**Records for the exercise**
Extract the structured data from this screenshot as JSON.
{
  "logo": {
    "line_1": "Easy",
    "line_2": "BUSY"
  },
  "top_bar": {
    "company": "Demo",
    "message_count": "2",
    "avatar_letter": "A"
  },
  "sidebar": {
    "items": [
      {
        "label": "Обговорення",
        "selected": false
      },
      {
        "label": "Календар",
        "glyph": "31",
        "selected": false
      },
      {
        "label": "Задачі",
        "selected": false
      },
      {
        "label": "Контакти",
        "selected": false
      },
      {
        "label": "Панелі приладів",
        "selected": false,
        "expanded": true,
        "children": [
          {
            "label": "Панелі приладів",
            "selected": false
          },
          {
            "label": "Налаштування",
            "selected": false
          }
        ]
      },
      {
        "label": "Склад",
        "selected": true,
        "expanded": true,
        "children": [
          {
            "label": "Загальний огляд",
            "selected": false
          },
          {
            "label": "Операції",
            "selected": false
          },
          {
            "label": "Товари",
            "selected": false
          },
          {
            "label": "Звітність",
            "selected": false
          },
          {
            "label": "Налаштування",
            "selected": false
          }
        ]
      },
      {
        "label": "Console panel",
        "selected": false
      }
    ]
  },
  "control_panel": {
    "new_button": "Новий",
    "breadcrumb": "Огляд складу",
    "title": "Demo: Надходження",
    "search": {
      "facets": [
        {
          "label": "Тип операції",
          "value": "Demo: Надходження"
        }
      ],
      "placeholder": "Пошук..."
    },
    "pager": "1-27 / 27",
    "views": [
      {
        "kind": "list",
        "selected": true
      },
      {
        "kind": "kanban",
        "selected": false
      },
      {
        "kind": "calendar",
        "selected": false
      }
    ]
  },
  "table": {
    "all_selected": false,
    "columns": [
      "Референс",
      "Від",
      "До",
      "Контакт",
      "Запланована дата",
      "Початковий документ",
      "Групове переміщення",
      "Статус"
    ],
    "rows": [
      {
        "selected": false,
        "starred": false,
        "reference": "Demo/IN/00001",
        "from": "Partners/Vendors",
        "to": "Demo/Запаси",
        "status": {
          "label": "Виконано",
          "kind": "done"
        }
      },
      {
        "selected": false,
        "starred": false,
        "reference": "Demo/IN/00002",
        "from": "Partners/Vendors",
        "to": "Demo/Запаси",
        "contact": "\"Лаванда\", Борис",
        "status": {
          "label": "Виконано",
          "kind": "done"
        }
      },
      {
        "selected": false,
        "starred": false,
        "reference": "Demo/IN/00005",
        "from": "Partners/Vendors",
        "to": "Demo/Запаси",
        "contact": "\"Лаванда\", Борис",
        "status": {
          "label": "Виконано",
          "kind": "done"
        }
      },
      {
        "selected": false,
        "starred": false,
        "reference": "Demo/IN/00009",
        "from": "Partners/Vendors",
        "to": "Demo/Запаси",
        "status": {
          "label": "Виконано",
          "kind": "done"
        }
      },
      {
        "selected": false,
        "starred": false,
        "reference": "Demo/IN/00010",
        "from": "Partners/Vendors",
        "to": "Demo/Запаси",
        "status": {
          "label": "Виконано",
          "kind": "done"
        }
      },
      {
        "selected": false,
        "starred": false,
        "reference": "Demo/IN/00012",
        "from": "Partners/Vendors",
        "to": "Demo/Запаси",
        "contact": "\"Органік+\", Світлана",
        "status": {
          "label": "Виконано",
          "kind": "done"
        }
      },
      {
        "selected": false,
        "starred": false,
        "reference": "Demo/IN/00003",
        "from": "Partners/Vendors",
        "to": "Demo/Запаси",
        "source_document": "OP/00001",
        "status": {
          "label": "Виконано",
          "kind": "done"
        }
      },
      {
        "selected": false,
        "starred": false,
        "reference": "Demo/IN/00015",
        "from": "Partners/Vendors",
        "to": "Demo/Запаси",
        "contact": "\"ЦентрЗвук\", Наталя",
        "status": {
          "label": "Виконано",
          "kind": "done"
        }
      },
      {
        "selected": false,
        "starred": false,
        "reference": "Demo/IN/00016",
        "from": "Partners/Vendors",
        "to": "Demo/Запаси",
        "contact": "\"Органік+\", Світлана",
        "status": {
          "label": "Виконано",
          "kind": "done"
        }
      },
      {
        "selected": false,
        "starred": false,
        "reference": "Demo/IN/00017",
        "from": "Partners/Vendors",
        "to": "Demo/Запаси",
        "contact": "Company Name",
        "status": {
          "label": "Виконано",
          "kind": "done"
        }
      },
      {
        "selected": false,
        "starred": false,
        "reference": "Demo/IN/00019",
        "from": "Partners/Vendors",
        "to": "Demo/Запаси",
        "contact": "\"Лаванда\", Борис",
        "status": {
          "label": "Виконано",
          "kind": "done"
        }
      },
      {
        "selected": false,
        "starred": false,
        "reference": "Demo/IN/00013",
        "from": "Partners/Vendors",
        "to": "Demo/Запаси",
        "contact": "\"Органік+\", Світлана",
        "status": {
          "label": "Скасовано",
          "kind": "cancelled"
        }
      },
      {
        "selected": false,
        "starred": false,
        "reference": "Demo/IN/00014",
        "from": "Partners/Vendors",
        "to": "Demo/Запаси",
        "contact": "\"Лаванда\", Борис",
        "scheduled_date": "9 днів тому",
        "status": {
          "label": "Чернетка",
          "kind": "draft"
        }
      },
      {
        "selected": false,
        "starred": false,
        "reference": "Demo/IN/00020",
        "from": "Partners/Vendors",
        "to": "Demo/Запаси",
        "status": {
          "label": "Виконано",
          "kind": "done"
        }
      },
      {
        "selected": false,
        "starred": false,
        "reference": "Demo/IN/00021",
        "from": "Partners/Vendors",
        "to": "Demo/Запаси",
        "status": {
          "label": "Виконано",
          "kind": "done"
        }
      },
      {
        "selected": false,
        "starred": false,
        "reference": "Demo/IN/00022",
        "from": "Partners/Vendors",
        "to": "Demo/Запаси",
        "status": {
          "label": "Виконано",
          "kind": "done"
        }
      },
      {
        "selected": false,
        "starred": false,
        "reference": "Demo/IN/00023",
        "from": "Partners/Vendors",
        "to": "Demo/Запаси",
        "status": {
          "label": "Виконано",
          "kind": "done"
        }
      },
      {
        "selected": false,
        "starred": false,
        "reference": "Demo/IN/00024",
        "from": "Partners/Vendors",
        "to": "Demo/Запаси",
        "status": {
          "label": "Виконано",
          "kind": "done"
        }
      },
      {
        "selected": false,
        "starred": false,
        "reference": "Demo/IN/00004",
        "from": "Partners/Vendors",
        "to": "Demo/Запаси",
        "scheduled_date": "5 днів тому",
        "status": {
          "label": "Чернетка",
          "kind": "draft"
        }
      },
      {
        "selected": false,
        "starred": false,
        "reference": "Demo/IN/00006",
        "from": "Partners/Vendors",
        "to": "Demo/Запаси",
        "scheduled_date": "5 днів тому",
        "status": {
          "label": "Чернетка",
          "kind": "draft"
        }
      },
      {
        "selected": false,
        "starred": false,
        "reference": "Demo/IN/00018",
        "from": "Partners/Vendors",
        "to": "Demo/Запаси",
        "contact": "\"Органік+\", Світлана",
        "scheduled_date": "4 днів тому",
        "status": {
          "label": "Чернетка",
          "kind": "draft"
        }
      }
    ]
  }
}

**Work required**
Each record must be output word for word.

**Output of the task**
Extract the structured data from this screenshot as JSON.
{
  "logo": {
    "line_1": "Easy",
    "line_2": "BUSY"
  },
  "top_bar": {
    "company": "Demo",
    "message_count": "2",
    "avatar_letter": "A"
  },
  "sidebar": {
    "items": [
      {
        "label": "Обговорення",
        "selected": false
      },
      {
        "label": "Календар",
        "glyph": "31",
        "selected": false
      },
      {
        "label": "Задачі",
        "selected": false
      },
      {
        "label": "Контакти",
        "selected": false
      },
      {
        "label": "Панелі приладів",
        "selected": false,
        "expanded": true,
        "children": [
          {
            "label": "Панелі приладів",
            "selected": false
          },
          {
            "label": "Налаштування",
            "selected": false
          }
        ]
      },
      {
        "label": "Склад",
        "selected": true,
        "expanded": true,
        "children": [
          {
            "label": "Загальний огляд",
            "selected": false
          },
          {
            "label": "Операції",
            "selected": false
          },
          {
            "label": "Товари",
            "selected": false
          },
          {
            "label": "Звітність",
            "selected": false
          },
          {
            "label": "Налаштування",
            "selected": false
          }
        ]
      },
      {
        "label": "Console panel",
        "selected": false
      }
    ]
  },
  "control_panel": {
    "new_button": "Новий",
    "breadcrumb": "Огляд складу",
    "title": "Demo: Надходження",
    "search": {
      "facets": [
        {
          "label": "Тип операції",
          "value": "Demo: Надходження"
        }
      ],
      "placeholder": "Пошук..."
    },
    "pager": "1-27 / 27",
    "views": [
      {
        "kind": "list",
        "selected": true
      },
      {
        "kind": "kanban",
        "selected": false
      },
      {
        "kind": "calendar",
        "selected": false
      }
    ]
  },
  "table": {
    "all_selected": false,
    "columns": [
      "Референс",
      "Від",
      "До",
      "Контакт",
      "Запланована дата",
      "Початковий документ",
      "Групове переміщення",
      "Статус"
    ],
    "rows": [
      {
        "selected": false,
        "starred": false,
        "reference": "Demo/IN/00001",
        "from": "Partners/Vendors",
        "to": "Demo/Запаси",
        "status": {
          "label": "Виконано",
          "kind": "done"
        }
      },
      {
        "selected": false,
        "starred": false,
        "reference": "Demo/IN/00002",
        "from": "Partners/Vendors",
        "to": "Demo/Запаси",
        "contact": "\"Лаванда\", Борис",
        "status": {
          "label": "Виконано",
          "kind": "done"
        }
      },
      {
        "selected": false,
        "starred": false,
        "reference": "Demo/IN/00005",
        "from": "Partners/Vendors",
        "to": "Demo/Запаси",
        "contact": "\"Лаванда\", Борис",
        "status": {
          "label": "Виконано",
          "kind": "done"
        }
      },
      {
        "selected": false,
        "starred": false,
        "reference": "Demo/IN/00009",
        "from": "Partners/Vendors",
        "to": "Demo/Запаси",
        "status": {
          "label": "Виконано",
          "kind": "done"
        }
      },
      {
        "selected": false,
        "starred": false,
        "reference": "Demo/IN/00010",
        "from": "Partners/Vendors",
        "to": "Demo/Запаси",
        "status": {
          "label": "Виконано",
          "kind": "done"
        }
      },
      {
        "selected": false,
        "starred": false,
        "reference": "Demo/IN/00012",
        "from": "Partners/Vendors",
        "to": "Demo/Запаси",
        "contact": "\"Органік+\", Світлана",
        "status": {
          "label": "Виконано",
          "kind": "done"
        }
      },
      {
        "selected": false,
        "starred": false,
        "reference": "Demo/IN/00003",
        "from": "Partners/Vendors",
        "to": "Demo/Запаси",
        "source_document": "OP/00001",
        "status": {
          "label": "Виконано",
          "kind": "done"
        }
      },
      {
        "selected": false,
        "starred": false,
        "reference": "Demo/IN/00015",
        "from": "Partners/Vendors",
        "to": "Demo/Запаси",
        "contact": "\"ЦентрЗвук\", Наталя",
        "status": {
          "label": "Виконано",
          "kind": "done"
        }
      },
      {
        "selected": false,
        "starred": false,
        "reference": "Demo/IN/00016",
        "from": "Partners/Vendors",
        "to": "Demo/Запаси",
        "contact": "\"Органік+\", Світлана",
        "status": {
          "label": "Виконано",
          "kind": "done"
        }
      },
      {
        "selected": false,
        "starred": false,
        "reference": "Demo/IN/00017",
        "from": "Partners/Vendors",
        "to": "Demo/Запаси",
        "contact": "Company Name",
        "status": {
          "label": "Виконано",
          "kind": "done"
        }
      },
      {
        "selected": false,
        "starred": false,
        "reference": "Demo/IN/00019",
        "from": "Partners/Vendors",
        "to": "Demo/Запаси",
        "contact": "\"Лаванда\", Борис",
        "status": {
          "label": "Виконано",
          "kind": "done"
        }
      },
      {
        "selected": false,
        "starred": false,
        "reference": "Demo/IN/00013",
        "from": "Partners/Vendors",
        "to": "Demo/Запаси",
        "contact": "\"Органік+\", Світлана",
        "status": {
          "label": "Скасовано",
          "kind": "cancelled"
        }
      },
      {
        "selected": false,
        "starred": false,
        "reference": "Demo/IN/00014",
        "from": "Partners/Vendors",
        "to": "Demo/Запаси",
        "contact": "\"Лаванда\", Борис",
        "scheduled_date": "9 днів тому",
        "status": {
          "label": "Чернетка",
          "kind": "draft"
        }
      },
      {
        "selected": false,
        "starred": false,
        "reference": "Demo/IN/00020",
        "from": "Partners/Vendors",
        "to": "Demo/Запаси",
        "status": {
          "label": "Виконано",
          "kind": "done"
        }
      },
      {
        "selected": false,
        "starred": false,
        "reference": "Demo/IN/00021",
        "from": "Partners/Vendors",
        "to": "Demo/Запаси",
        "status": {
          "label": "Виконано",
          "kind": "done"
        }
      },
      {
        "selected": false,
        "starred": false,
        "reference": "Demo/IN/00022",
        "from": "Partners/Vendors",
        "to": "Demo/Запаси",
        "status": {
          "label": "Виконано",
          "kind": "done"
        }
      },
      {
        "selected": false,
        "starred": false,
        "reference": "Demo/IN/00023",
        "from": "Partners/Vendors",
        "to": "Demo/Запаси",
        "status": {
          "label": "Виконано",
          "kind": "done"
        }
      },
      {
        "selected": false,
        "starred": false,
        "reference": "Demo/IN/00024",
        "from": "Partners/Vendors",
        "to": "Demo/Запаси",
        "status": {
          "label": "Виконано",
          "kind": "done"
        }
      },
      {
        "selected": false,
        "starred": false,
        "reference": "Demo/IN/00004",
        "from": "Partners/Vendors",
        "to": "Demo/Запаси",
        "scheduled_date": "5 днів тому",
        "status": {
          "label": "Чернетка",
          "kind": "draft"
        }
      },
      {
        "selected": false,
        "starred": false,
        "reference": "Demo/IN/00006",
        "from": "Partners/Vendors",
        "to": "Demo/Запаси",
        "scheduled_date": "5 днів тому",
        "status": {
          "label": "Чернетка",
          "kind": "draft"
        }
      },
      {
        "selected": false,
        "starred": false,
        "reference": "Demo/IN/00018",
        "from": "Partners/Vendors",
        "to": "Demo/Запаси",
        "contact": "\"Органік+\", Світлана",
        "scheduled_date": "4 днів тому",
        "status": {
          "label": "Чернетка",
          "kind": "draft"
        }
      }
    ]
  }
}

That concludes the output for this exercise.